PCI DSS Compliance is important, but what does it mean for your business? Are you doing enough to protect customer data, do your system tests meet the highest standard and is your self-assessment strong enough? We can answer all of your questions.
Here is the top guide offering the best insight into PCI DSS, including what level of compliance is necessary, what each business needs to do, how much it costs and so much more. If you’re ready, let’s go!
What are PCI Requirements & Compliance Levels?
Every business involved in payment card processing must submit to strict security standards. They need to do this in order to be PCI DSS compliant. The requirements are detailed in the table below.
|PCI DSS Requirements
|Build and maintain a secure network and system
|Protect cardholder data
|Maintain a vulnerability management program.
|Implement Strong Access Control Measures
|Regular monitor and test networks
|Maintain an information security policy

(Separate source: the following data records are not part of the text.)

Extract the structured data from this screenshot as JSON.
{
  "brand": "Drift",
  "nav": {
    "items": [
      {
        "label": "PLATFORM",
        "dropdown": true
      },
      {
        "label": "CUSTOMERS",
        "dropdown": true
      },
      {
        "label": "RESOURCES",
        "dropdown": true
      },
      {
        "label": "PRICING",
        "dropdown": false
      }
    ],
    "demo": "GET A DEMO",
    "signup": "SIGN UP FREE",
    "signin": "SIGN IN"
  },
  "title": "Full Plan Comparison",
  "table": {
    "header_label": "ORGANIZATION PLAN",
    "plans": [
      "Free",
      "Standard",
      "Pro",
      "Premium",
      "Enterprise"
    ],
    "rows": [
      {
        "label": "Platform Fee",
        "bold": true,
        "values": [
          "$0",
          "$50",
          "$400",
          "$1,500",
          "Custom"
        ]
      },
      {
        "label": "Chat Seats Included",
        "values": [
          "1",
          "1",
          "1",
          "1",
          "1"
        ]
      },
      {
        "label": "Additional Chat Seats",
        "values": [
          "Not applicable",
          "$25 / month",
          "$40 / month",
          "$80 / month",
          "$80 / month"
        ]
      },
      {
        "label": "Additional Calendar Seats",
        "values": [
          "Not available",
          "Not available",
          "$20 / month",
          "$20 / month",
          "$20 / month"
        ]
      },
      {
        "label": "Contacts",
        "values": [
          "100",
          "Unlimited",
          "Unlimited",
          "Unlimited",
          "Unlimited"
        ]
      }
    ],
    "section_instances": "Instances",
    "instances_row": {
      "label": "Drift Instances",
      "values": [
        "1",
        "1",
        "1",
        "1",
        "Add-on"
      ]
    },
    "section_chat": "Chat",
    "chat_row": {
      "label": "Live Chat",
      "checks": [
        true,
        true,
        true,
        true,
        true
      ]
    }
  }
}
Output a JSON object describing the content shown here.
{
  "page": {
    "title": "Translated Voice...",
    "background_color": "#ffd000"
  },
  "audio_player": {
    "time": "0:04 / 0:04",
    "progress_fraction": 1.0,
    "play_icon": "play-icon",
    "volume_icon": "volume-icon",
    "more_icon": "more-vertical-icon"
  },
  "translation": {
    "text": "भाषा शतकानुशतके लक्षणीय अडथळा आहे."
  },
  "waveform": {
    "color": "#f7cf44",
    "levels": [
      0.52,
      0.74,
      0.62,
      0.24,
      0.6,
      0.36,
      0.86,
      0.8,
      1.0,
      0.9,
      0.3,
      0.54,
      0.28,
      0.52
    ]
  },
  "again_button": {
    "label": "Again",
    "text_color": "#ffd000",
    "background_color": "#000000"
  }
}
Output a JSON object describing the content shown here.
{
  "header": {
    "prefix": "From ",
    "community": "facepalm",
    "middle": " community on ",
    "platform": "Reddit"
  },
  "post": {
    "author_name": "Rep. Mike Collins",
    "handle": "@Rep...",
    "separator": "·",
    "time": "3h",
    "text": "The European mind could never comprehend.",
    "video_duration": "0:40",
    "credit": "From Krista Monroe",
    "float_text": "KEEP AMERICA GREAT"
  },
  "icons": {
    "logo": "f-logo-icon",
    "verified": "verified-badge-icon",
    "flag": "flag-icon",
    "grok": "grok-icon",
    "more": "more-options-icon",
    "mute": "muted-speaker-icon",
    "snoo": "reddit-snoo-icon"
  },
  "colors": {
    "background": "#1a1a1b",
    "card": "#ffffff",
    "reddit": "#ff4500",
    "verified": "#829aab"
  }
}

If a business struggles to apply these demands, a compensating control may be put in place to temporarily meet these demands. That said, it may not be possible to enforce this on every occasion.
There are four levels of PCI DSS Compliance which are based on total annual transaction volume. We have detailed these in the table below.
|PCI Compliance Level
|Annual Transaction Volume
|>6 million per year
|1 – 6 million per year
|20,000 – 1 million per year
|<20,000 per year
Which businesses are affected?
A business that handles credit or debit card payments have to comply. The standard applies to information stored on and transactions carried out by:
- Point-of-sale devices.
- Mobile devices, personal computers or servers.
- Wireless hotspots.
- Web shopping applications.
- Paper-based storage systems.
- The transmission of cardholder data to service providers.
- In remote access connections.
In most cases, Merchant Account Providers will offer this as part of their service.
How much does it cost?
The cost of becoming PCI-DSS compliant can vary but depends on the activity being carried out. In general, a basic network vulnerability scan starts from £100, while a full Level 1 audit can cost £50,000.
While the cost of compliance can be tricky for smaller businesses, the benefits quickly outweigh the expense. Taking data security seriously helps a business build a positive reputation with its target audience. It can also increase the potential for both repeat and new business. The protection of financial information also goes towards the development of a strong relationship with financial institutions.
Consequences of non-compliance?
Any breach or theft of cardholder data is a very serious situation. It can cause reputational damage, large fines and a reduction in sales. If the breach is intentional, the consequences include the following:
- Fines and penalties.
- Fraud and legal costs.
- Higher compliance costs.
- Loss of customer confidence.
- Loss of ability to accept credit/debit cards.
To avoid all this damage, businesses can use the three-step security process outlined below.
- PCI DSS Gap Analysis
Compares the requirements against merchants existing arrangements, identifying compliance gaps and creates a plan to fix them.
- PCI DSS Remediation
Implementing the plan to close remaining compliance gaps.
- PCI DSS Audit
Review of controls to ensure PCI-DSS compliance.
Any business that accepts, stores, transmits or processes cardholder data, need to urgently confirm their compliance with PCI-DSS. If the required standards are not being met, that situation should be corrected without any delay. Further information can be found on this PCI Security Standards Council guide.